What to produce
Copy every line of the data exactly, leaving nothing out.

Supplied records
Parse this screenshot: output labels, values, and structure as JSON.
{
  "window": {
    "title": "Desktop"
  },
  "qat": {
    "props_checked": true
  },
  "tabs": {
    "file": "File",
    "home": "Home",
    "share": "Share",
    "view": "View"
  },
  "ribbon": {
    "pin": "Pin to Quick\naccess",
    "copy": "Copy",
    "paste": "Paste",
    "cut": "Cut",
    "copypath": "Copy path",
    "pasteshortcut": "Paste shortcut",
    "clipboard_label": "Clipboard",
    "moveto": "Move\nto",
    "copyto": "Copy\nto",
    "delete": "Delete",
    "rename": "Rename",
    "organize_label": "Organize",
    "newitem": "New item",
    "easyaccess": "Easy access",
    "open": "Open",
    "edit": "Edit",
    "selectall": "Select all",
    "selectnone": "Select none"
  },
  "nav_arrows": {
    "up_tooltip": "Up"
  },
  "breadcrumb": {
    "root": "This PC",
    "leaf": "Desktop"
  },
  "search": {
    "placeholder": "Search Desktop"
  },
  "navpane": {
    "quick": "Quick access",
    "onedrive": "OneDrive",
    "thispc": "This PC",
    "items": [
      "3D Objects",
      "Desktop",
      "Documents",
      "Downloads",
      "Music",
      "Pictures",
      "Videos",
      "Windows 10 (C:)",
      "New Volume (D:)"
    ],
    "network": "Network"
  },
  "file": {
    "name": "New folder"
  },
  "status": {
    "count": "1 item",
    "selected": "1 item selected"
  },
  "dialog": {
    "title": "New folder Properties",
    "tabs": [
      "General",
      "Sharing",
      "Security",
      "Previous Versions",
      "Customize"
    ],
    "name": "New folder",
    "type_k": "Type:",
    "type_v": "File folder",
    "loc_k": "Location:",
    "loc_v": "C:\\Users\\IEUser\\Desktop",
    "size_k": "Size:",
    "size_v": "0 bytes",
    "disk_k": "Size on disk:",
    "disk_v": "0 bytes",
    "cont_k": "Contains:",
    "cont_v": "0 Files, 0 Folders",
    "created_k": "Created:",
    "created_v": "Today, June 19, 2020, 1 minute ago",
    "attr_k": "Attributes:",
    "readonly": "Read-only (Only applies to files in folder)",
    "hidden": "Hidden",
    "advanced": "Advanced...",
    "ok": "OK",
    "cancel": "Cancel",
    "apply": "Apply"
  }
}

Solution
Parse this screenshot: output labels, values, and structure as JSON.
{
  "window": {
    "title": "Desktop"
  },
  "qat": {
    "props_checked": true
  },
  "tabs": {
    "file": "File",
    "home": "Home",
    "share": "Share",
    "view": "View"
  },
  "ribbon": {
    "pin": "Pin to Quick\naccess",
    "copy": "Copy",
    "paste": "Paste",
    "cut": "Cut",
    "copypath": "Copy path",
    "pasteshortcut": "Paste shortcut",
    "clipboard_label": "Clipboard",
    "moveto": "Move\nto",
    "copyto": "Copy\nto",
    "delete": "Delete",
    "rename": "Rename",
    "organize_label": "Organize",
    "newitem": "New item",
    "easyaccess": "Easy access",
    "open": "Open",
    "edit": "Edit",
    "selectall": "Select all",
    "selectnone": "Select none"
  },
  "nav_arrows": {
    "up_tooltip": "Up"
  },
  "breadcrumb": {
    "root": "This PC",
    "leaf": "Desktop"
  },
  "search": {
    "placeholder": "Search Desktop"
  },
  "navpane": {
    "quick": "Quick access",
    "onedrive": "OneDrive",
    "thispc": "This PC",
    "items": [
      "3D Objects",
      "Desktop",
      "Documents",
      "Downloads",
      "Music",
      "Pictures",
      "Videos",
      "Windows 10 (C:)",
      "New Volume (D:)"
    ],
    "network": "Network"
  },
  "file": {
    "name": "New folder"
  },
  "status": {
    "count": "1 item",
    "selected": "1 item selected"
  },
  "dialog": {
    "title": "New folder Properties",
    "tabs": [
      "General",
      "Sharing",
      "Security",
      "Previous Versions",
      "Customize"
    ],
    "name": "New folder",
    "type_k": "Type:",
    "type_v": "File folder",
    "loc_k": "Location:",
    "loc_v": "C:\\Users\\IEUser\\Desktop",
    "size_k": "Size:",
    "size_v": "0 bytes",
    "disk_k": "Size on disk:",
    "disk_v": "0 bytes",
    "cont_k": "Contains:",
    "cont_v": "0 Files, 0 Folders",
    "created_k": "Created:",
    "created_v": "Today, June 19, 2020, 1 minute ago",
    "attr_k": "Attributes:",
    "readonly": "Read-only (Only applies to files in folder)",
    "hidden": "Hidden",
    "advanced": "Advanced...",
    "ok": "OK",
    "cancel": "Cancel",
    "apply": "Apply"
  }
}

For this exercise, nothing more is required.